** Opening RECORDS FOR PROCESSING block **

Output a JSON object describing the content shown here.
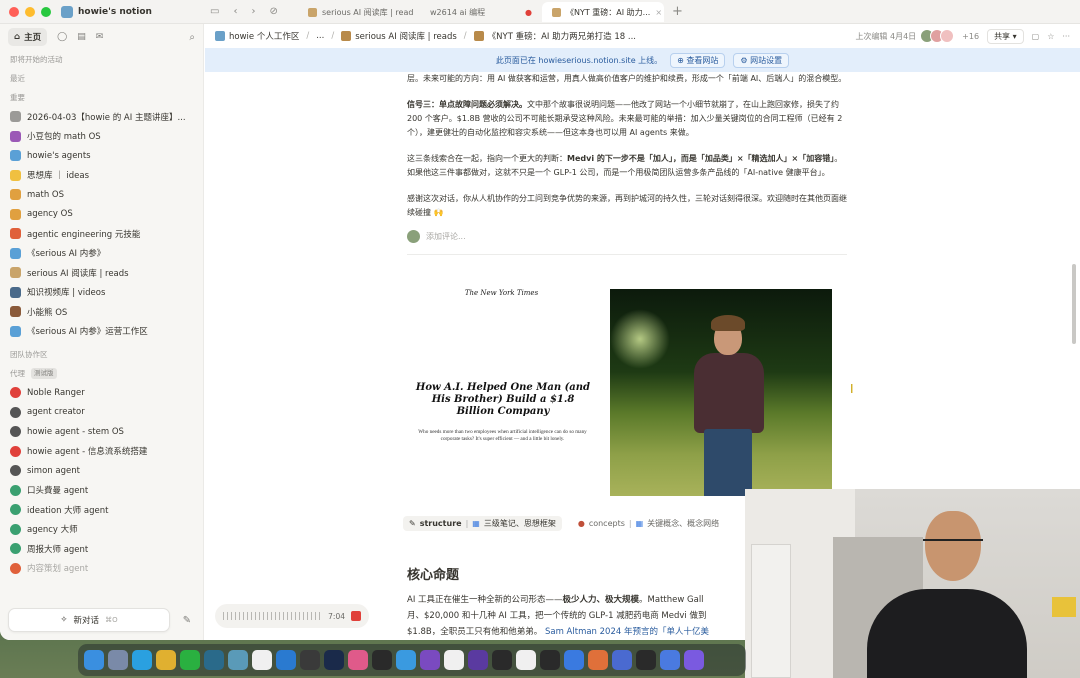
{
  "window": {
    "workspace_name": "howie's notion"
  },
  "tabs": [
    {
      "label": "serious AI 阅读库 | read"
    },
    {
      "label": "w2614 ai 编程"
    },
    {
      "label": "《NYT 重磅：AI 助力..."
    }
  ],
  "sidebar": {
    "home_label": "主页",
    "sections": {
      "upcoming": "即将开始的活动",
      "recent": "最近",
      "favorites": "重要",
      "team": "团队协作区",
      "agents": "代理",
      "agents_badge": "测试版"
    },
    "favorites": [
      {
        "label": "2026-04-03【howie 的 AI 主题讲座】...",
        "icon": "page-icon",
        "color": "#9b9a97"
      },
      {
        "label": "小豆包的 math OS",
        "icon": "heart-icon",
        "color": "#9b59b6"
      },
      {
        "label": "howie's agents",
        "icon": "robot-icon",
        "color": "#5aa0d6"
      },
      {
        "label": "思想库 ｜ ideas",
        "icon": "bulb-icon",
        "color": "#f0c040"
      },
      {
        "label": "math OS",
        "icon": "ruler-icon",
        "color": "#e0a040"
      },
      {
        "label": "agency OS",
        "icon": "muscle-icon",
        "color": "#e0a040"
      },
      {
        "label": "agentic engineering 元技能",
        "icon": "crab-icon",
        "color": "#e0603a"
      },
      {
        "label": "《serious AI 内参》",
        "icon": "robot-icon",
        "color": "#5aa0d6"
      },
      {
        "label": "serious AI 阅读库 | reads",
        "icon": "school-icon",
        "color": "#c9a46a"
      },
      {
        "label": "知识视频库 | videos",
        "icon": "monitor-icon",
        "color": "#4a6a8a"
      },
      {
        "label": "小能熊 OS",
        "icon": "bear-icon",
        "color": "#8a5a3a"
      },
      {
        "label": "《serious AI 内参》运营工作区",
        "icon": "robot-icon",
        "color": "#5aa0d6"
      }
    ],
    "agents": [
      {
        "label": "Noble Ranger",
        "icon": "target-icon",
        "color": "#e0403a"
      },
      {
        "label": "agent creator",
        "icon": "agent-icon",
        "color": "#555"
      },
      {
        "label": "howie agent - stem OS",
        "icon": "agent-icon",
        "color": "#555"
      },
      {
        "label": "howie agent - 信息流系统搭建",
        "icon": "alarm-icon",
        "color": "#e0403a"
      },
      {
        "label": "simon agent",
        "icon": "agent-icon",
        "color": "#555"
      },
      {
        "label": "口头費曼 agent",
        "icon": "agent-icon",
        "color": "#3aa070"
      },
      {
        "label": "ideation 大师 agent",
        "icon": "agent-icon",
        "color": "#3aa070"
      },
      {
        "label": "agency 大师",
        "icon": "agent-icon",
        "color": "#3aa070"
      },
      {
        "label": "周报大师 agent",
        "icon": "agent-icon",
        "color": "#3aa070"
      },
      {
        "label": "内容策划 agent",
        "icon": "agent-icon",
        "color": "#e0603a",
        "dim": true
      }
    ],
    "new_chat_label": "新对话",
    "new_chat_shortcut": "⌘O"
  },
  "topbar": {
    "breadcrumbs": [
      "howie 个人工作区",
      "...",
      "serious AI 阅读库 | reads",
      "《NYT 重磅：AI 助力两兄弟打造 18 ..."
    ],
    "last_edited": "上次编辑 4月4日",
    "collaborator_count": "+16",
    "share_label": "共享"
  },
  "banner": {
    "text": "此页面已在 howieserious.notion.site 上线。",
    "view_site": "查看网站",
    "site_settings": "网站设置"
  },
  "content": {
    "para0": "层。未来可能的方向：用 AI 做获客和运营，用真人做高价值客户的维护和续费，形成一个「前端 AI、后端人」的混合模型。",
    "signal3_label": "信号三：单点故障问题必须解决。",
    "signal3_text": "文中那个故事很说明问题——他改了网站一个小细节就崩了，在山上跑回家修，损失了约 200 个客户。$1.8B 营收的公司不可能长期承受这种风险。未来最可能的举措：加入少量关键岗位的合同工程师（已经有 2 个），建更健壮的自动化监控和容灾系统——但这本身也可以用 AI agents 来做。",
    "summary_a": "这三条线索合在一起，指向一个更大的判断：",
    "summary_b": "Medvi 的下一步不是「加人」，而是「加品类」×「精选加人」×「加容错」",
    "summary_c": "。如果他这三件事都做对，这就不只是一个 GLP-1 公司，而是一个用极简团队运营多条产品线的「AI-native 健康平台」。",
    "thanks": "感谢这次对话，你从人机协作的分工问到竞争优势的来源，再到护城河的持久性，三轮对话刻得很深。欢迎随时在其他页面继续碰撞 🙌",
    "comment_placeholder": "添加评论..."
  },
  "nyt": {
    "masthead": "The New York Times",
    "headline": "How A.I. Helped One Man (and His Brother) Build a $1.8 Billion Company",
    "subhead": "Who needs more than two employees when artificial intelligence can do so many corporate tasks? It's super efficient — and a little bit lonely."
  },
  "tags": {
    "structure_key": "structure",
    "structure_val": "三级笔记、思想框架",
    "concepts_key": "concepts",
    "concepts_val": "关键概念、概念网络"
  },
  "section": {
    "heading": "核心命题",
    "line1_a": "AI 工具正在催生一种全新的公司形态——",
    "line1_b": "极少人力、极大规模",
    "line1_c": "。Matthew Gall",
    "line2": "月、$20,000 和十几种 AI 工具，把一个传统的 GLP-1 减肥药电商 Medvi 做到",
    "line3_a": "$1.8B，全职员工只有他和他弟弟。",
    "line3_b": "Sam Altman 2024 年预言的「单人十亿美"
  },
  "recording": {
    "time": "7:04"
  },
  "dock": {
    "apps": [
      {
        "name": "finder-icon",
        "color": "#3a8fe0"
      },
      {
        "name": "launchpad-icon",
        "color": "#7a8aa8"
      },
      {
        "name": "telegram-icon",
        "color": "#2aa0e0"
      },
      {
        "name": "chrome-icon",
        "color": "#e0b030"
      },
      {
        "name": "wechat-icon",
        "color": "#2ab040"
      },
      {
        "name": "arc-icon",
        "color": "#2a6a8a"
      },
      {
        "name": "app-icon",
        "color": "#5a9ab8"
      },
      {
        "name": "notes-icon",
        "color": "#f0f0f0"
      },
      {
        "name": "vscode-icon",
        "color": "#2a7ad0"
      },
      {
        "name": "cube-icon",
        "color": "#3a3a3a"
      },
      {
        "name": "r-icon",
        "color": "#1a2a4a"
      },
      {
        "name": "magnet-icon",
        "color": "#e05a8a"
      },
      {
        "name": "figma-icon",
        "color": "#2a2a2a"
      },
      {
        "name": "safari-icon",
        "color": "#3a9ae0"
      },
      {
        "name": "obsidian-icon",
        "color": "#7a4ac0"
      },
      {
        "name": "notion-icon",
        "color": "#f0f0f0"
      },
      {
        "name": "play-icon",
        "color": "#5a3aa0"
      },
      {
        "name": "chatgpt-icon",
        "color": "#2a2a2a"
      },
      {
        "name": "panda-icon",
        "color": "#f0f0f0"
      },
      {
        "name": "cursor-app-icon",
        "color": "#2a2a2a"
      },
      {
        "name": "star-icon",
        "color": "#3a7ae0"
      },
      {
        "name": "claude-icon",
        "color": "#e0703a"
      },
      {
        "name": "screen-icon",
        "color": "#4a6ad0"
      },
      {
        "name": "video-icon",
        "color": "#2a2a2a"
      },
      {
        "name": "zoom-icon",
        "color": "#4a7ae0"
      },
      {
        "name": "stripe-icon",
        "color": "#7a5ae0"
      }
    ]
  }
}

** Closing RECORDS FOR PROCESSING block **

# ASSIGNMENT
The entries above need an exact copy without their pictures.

# RESULT FOR THIS TASK
Output a JSON object describing the content shown here.
{
  "window": {
    "workspace_name": "howie's notion"
  },
  "tabs": [
    {
      "label": "serious AI 阅读库 | read"
    },
    {
      "label": "w2614 ai 编程"
    },
    {
      "label": "《NYT 重磅：AI 助力..."
    }
  ],
  "sidebar": {
    "home_label": "主页",
    "sections": {
      "upcoming": "即将开始的活动",
      "recent": "最近",
      "favorites": "重要",
      "team": "团队协作区",
      "agents": "代理",
      "agents_badge": "测试版"
    },
    "favorites": [
      {
        "label": "2026-04-03【howie 的 AI 主题讲座】...",
        "icon": "page-icon",
        "color": "#9b9a97"
      },
      {
        "label": "小豆包的 math OS",
        "icon": "heart-icon",
        "color": "#9b59b6"
      },
      {
        "label": "howie's agents",
        "icon": "robot-icon",
        "color": "#5aa0d6"
      },
      {
        "label": "思想库 ｜ ideas",
        "icon": "bulb-icon",
        "color": "#f0c040"
      },
      {
        "label": "math OS",
        "icon": "ruler-icon",
        "color": "#e0a040"
      },
      {
        "label": "agency OS",
        "icon": "muscle-icon",
        "color": "#e0a040"
      },
      {
        "label": "agentic engineering 元技能",
        "icon": "crab-icon",
        "color": "#e0603a"
      },
      {
        "label": "《serious AI 内参》",
        "icon": "robot-icon",
        "color": "#5aa0d6"
      },
      {
        "label": "serious AI 阅读库 | reads",
        "icon": "school-icon",
        "color": "#c9a46a"
      },
      {
        "label": "知识视频库 | videos",
        "icon": "monitor-icon",
        "color": "#4a6a8a"
      },
      {
        "label": "小能熊 OS",
        "icon": "bear-icon",
        "color": "#8a5a3a"
      },
      {
        "label": "《serious AI 内参》运营工作区",
        "icon": "robot-icon",
        "color": "#5aa0d6"
      }
    ],
    "agents": [
      {
        "label": "Noble Ranger",
        "icon": "target-icon",
        "color": "#e0403a"
      },
      {
        "label": "agent creator",
        "icon": "agent-icon",
        "color": "#555"
      },
      {
        "label": "howie agent - stem OS",
        "icon": "agent-icon",
        "color": "#555"
      },
      {
        "label": "howie agent - 信息流系统搭建",
        "icon": "alarm-icon",
        "color": "#e0403a"
      },
      {
        "label": "simon agent",
        "icon": "agent-icon",
        "color": "#555"
      },
      {
        "label": "口头費曼 agent",
        "icon": "agent-icon",
        "color": "#3aa070"
      },
      {
        "label": "ideation 大师 agent",
        "icon": "agent-icon",
        "color": "#3aa070"
      },
      {
        "label": "agency 大师",
        "icon": "agent-icon",
        "color": "#3aa070"
      },
      {
        "label": "周报大师 agent",
        "icon": "agent-icon",
        "color": "#3aa070"
      },
      {
        "label": "内容策划 agent",
        "icon": "agent-icon",
        "color": "#e0603a",
        "dim": true
      }
    ],
    "new_chat_label": "新对话",
    "new_chat_shortcut": "⌘O"
  },
  "topbar": {
    "breadcrumbs": [
      "howie 个人工作区",
      "...",
      "serious AI 阅读库 | reads",
      "《NYT 重磅：AI 助力两兄弟打造 18 ..."
    ],
    "last_edited": "上次编辑 4月4日",
    "collaborator_count": "+16",
    "share_label": "共享"
  },
  "banner": {
    "text": "此页面已在 howieserious.notion.site 上线。",
    "view_site": "查看网站",
    "site_settings": "网站设置"
  },
  "content": {
    "para0": "层。未来可能的方向：用 AI 做获客和运营，用真人做高价值客户的维护和续费，形成一个「前端 AI、后端人」的混合模型。",
    "signal3_label": "信号三：单点故障问题必须解决。",
    "signal3_text": "文中那个故事很说明问题——他改了网站一个小细节就崩了，在山上跑回家修，损失了约 200 个客户。$1.8B 营收的公司不可能长期承受这种风险。未来最可能的举措：加入少量关键岗位的合同工程师（已经有 2 个），建更健壮的自动化监控和容灾系统——但这本身也可以用 AI agents 来做。",
    "summary_a": "这三条线索合在一起，指向一个更大的判断：",
    "summary_b": "Medvi 的下一步不是「加人」，而是「加品类」×「精选加人」×「加容错」",
    "summary_c": "。如果他这三件事都做对，这就不只是一个 GLP-1 公司，而是一个用极简团队运营多条产品线的「AI-native 健康平台」。",
    "thanks": "感谢这次对话，你从人机协作的分工问到竞争优势的来源，再到护城河的持久性，三轮对话刻得很深。欢迎随时在其他页面继续碰撞 🙌",
    "comment_placeholder": "添加评论..."
  },
  "nyt": {
    "masthead": "The New York Times",
    "headline": "How A.I. Helped One Man (and His Brother) Build a $1.8 Billion Company",
    "subhead": "Who needs more than two employees when artificial intelligence can do so many corporate tasks? It's super efficient — and a little bit lonely."
  },
  "tags": {
    "structure_key": "structure",
    "structure_val": "三级笔记、思想框架",
    "concepts_key": "concepts",
    "concepts_val": "关键概念、概念网络"
  },
  "section": {
    "heading": "核心命题",
    "line1_a": "AI 工具正在催生一种全新的公司形态——",
    "line1_b": "极少人力、极大规模",
    "line1_c": "。Matthew Gall",
    "line2": "月、$20,000 和十几种 AI 工具，把一个传统的 GLP-1 减肥药电商 Medvi 做到",
    "line3_a": "$1.8B，全职员工只有他和他弟弟。",
    "line3_b": "Sam Altman 2024 年预言的「单人十亿美"
  },
  "recording": {
    "time": "7:04"
  },
  "dock": {
    "apps": [
      {
        "name": "finder-icon",
        "color": "#3a8fe0"
      },
      {
        "name": "launchpad-icon",
        "color": "#7a8aa8"
      },
      {
        "name": "telegram-icon",
        "color": "#2aa0e0"
      },
      {
        "name": "chrome-icon",
        "color": "#e0b030"
      },
      {
        "name": "wechat-icon",
        "color": "#2ab040"
      },
      {
        "name": "arc-icon",
        "color": "#2a6a8a"
      },
      {
        "name": "app-icon",
        "color": "#5a9ab8"
      },
      {
        "name": "notes-icon",
        "color": "#f0f0f0"
      },
      {
        "name": "vscode-icon",
        "color": "#2a7ad0"
      },
      {
        "name": "cube-icon",
        "color": "#3a3a3a"
      },
      {
        "name": "r-icon",
        "color": "#1a2a4a"
      },
      {
        "name": "magnet-icon",
        "color": "#e05a8a"
      },
      {
        "name": "figma-icon",
        "color": "#2a2a2a"
      },
      {
        "name": "safari-icon",
        "color": "#3a9ae0"
      },
      {
        "name": "obsidian-icon",
        "color": "#7a4ac0"
      },
      {
        "name": "notion-icon",
        "color": "#f0f0f0"
      },
      {
        "name": "play-icon",
        "color": "#5a3aa0"
      },
      {
        "name": "chatgpt-icon",
        "color": "#2a2a2a"
      },
      {
        "name": "panda-icon",
        "color": "#f0f0f0"
      },
      {
        "name": "cursor-app-icon",
        "color": "#2a2a2a"
      },
      {
        "name": "star-icon",
        "color": "#3a7ae0"
      },
      {
        "name": "claude-icon",
        "color": "#e0703a"
      },
      {
        "name": "screen-icon",
        "color": "#4a6ad0"
      },
      {
        "name": "video-icon",
        "color": "#2a2a2a"
      },
      {
        "name": "zoom-icon",
        "color": "#4a7ae0"
      },
      {
        "name": "stripe-icon",
        "color": "#7a5ae0"
      }
    ]
  }
}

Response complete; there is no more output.